WordPress Speed Boost

Oh yeah! I found useful information in this WordPress Optimization Bible by Vladdimir Prelovac. A few minutes tweaking the MySQL database for Island in the Net and my website had a very improved Google PageSpeed Insights.

query_cache_limit       = 2M
query_cache_size        = 256M
query_cache_type = 1

HomePod’s market share is low compared to Google Home and Amazon Echo

HomePod captures 6% of US smart speaker market as cheaper Google Home and Amazon Echo models dominate by Benjamin Mayo (9to5Mac)

According to the latest research study by CIRP, the HomePod holds a 6% share of the 66 million install base of smart speakers in the United States, or about 4 million units.

The report says that Echo has 70% of the install base and Google Home speakers account for 24% of the whole. It says the relative shares of each manufacturer have roughly remained the same throughout 2018.

Does this mean that Google Assitant and Amazon’s Echo product better meet consumers needs? Is Apple’s pricing too high? Do consumers care about quality? Or is the HomePod a more luxurious product that is perfectly suited for the market Apple is targeting?

For example, Toyota sells a lot more vehicles under their Toyota brand compared to their Lexus brand. Toyota is profitable. Could we be seeing the same in the “smart speaker” market?

One additional challenge for the HomePod is that the Siri on the HomePods will only pair with one user's iPhone/iPad. There’s no family sharing support, so only one person’s music preferences are saved through a single Apple Music account. he HomePod can’t distinguish who’s speaking, so there’s no personalization. If you live with a spouse/special-friend/kids then the HomePod could feel like a luxury purchase for that one person to control lights, send SMS, adjust the thermostat, check the weather etc.

It's important to note that the HomePod doesn't work as a basic Bluetooth speaker, either. So an Android-toting guest or family member won't be able to send any music to the HomePod from their device.Megan Wollerton writing for Cnet.

I’ve noticed that this fact is completely missing from Apple’s marketing material and website. I’ve noticed that at my sister-in-law's home, the entire family can access Alexa. I assume it’s the same for Google Assistant.

So HomePod might best be viewed as an audio first speakers system that happens to include a smart assistant. If the HomePod web page and HomePod advertising is any indication, Apple has positioned HomePod in the market.

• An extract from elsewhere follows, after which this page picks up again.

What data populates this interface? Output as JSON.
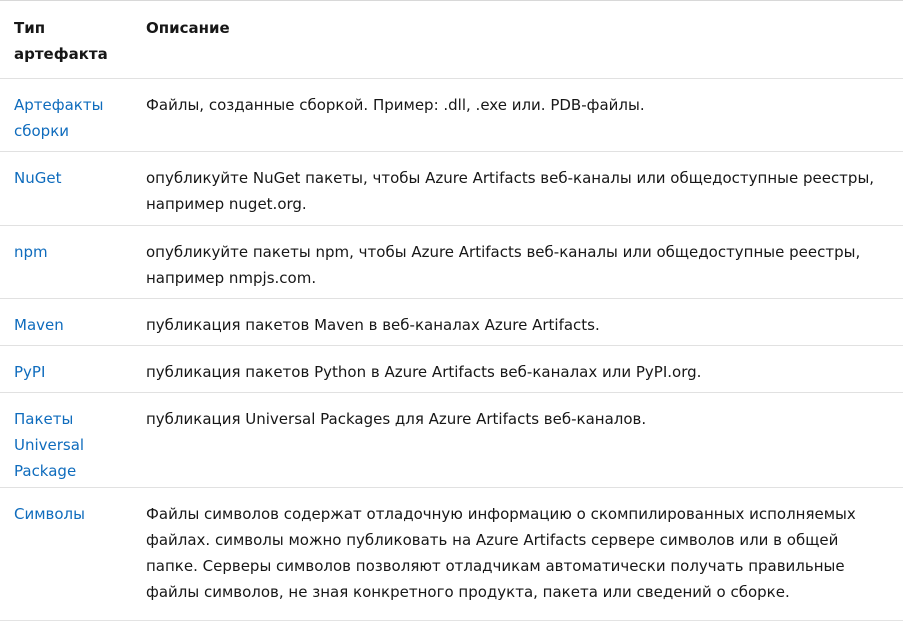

During the Grammy Awards, Apple debuted a HomePod commercial which featured, Kendrick Lamar. The commercial was:

... an introduction to HomePod that wasn’t about Siri or home control or even tech—it was about music.

The HomePod ads—featuring a black screen with the word HomePod across it and a clip of a popular song—are reminiscent of the iPod silhouette ads of old. In each ad, the word distorts, bounces, and otherwise dances to the music until the device briefly appears and gives way to the Apple logo. The commercials are effective and bold, and cut right to the chase, much like those iconic iPod ads: HomePod is built for music. In fact, if anyone watching the show didn’t know what HomePod was, they would probably assume it was just a kick-ass speaker for your iPhone.Michael Simon writing for MacWorld

I think it’s telling that Apple Music will soon be accessible via the other Amazon's Echo. I suspect HomePod will be as popular as Apple TV (very few people have those).

I don't have any "smart" home assistant devices. I am considering putting in some home automation. I don’t need these devices to be accessible via the cloud but I want to provide some “smarts” around the house. It seems Nest does not work with HomeKit. ecobee supports HomeKit. Same for the Honeywell system I saw at the Home Depot. However, all of them support Alexa and most support Google Assistant.

Looking at the products in the market, Amazon’s Alexa appears to have wider support than either Google or Apple. Finding products that support HomeKit is challenging.

Thieves of Experience: How Google and Facebook Corrupted Capitalism

Thieves of Experience: How Google and Facebook Corrupted Capitalism by Nicholas Carr

Silicon Valley’s Phoenix-like resurrection is a story of ingenuity and initiative. It is also a story of callousness, predation, and deceit. Harvard Business School professor emerita Shoshana Zuboff argues in her new book that the Valley’s wealth and power are predicated on an insidious, essentially pathological form of private enterprise — what she calls “surveillance capitalism.” Pioneered by Google, perfected by Facebook, and now spreading throughout the economy, surveillance capitalism uses human life as its raw material. Our everyday experiences, distilled into data, have become a privately owned business asset used to predict and mold our behavior, whether we’re shopping or socializing, working or voting.

Zuboff’s fierce indictment of the big internet firms goes beyond the usual condemnations of privacy violations and monopolistic practices. To her, such criticisms are sideshows, distractions that blind us to a graver danger: By reengineering the economy and society to their own benefit, Google and Facebook are perverting capitalism in a way that undermines personal freedom and corrodes democracy.